May 05, 2021

Computer generated images of traffic signs

Three sub-images of a traffic sign as viewed by computer vision. The first sub-image is the original observed by the machine through a typical camera. The second and third sub-images are qualitative results from two different algorithms illustrating what is important to the machine about the traffic sign.

Machines have the ability to tell humans why they made a decision based on how they prioritize features of what they see. That’s the take-away from a paper Mizzou Engineers have had accepted to an international conference this summer.

Charlie Veal, a PhD student in computer science, will present the work on evolutionary and neural attention at the Congress on Evolutionary Computation in June. The event, under the umbrella of the Institute of Electrical and Electronics Engineers (IEEE), will be hosted virtually from Poland.

Portrait: Charlie Veal

Charlie Veal

In the paper, Veal and co-authors analyzed and compared algorithms and techniques used to explain the decisions behind neural networks — artificial intelligence systems that learn when provided new information.

“This paper establishes criteria for visually explaining computer vision algorithms,” Veal said. “We performed a comparative analysis between neural and evolutionary algorithms and determined which are useful to improve AI transparency and performance.”

Why it Matters

The “why” behind a machine’s decision matters as artificial intelligence becomes more mainstream in technologies such as self-driving cars. If humans are to trust an autonomous vehicle on the road, we need to be assured that the car can make quick decisions based on what it deems important — such as recognizing a person and stopping when a pedestrian walks in front of it.

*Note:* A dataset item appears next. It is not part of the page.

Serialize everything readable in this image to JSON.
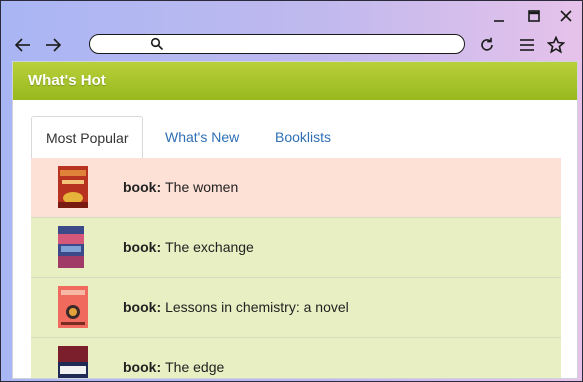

There are different ways a machine can describe how it makes decisions. In this case, Veal’s team used imagery.

These images, or so-called attention maps, show researchers exactly what a machine sees, highlighting features it deems important.

In the case of a self-driving vehicle, the car’s vision system might detect and prioritize the shape of a traffic sign, but not the content on the sign. That means in some cases, the computer’s cameras aren’t picking up on important information such as speed limit numbers or directional graphics.

“If I want to make a computer  vision system better, I need to see what features the machine is looking at that make it succeed or fail,” said Derek Anderson, associate professor of electrical engineering and computer science and a co-author of the paper. “Or, if there are objects I want it to recognize, I need to provide more examples so the machine knows what features are important.”

By knowing what additional information to provide the machine, developers can improve decision-making processes.

“If we can understand the best way to quantitatively express what a machine finds important about a specific problem, that’s explainability and then we can know how to best use these systems,” Veal said. “A machine needs a way to explain back to humans or express why its decisions are meaningful and why we can trust it.”

Co-authors on the paper include Scott Kovaleski, professor of electrical engineering and computer science; Marshall Lindsay, a PhD student; and Stanton Price with the U.S. Army Engineer Research and Development Center (ERDC).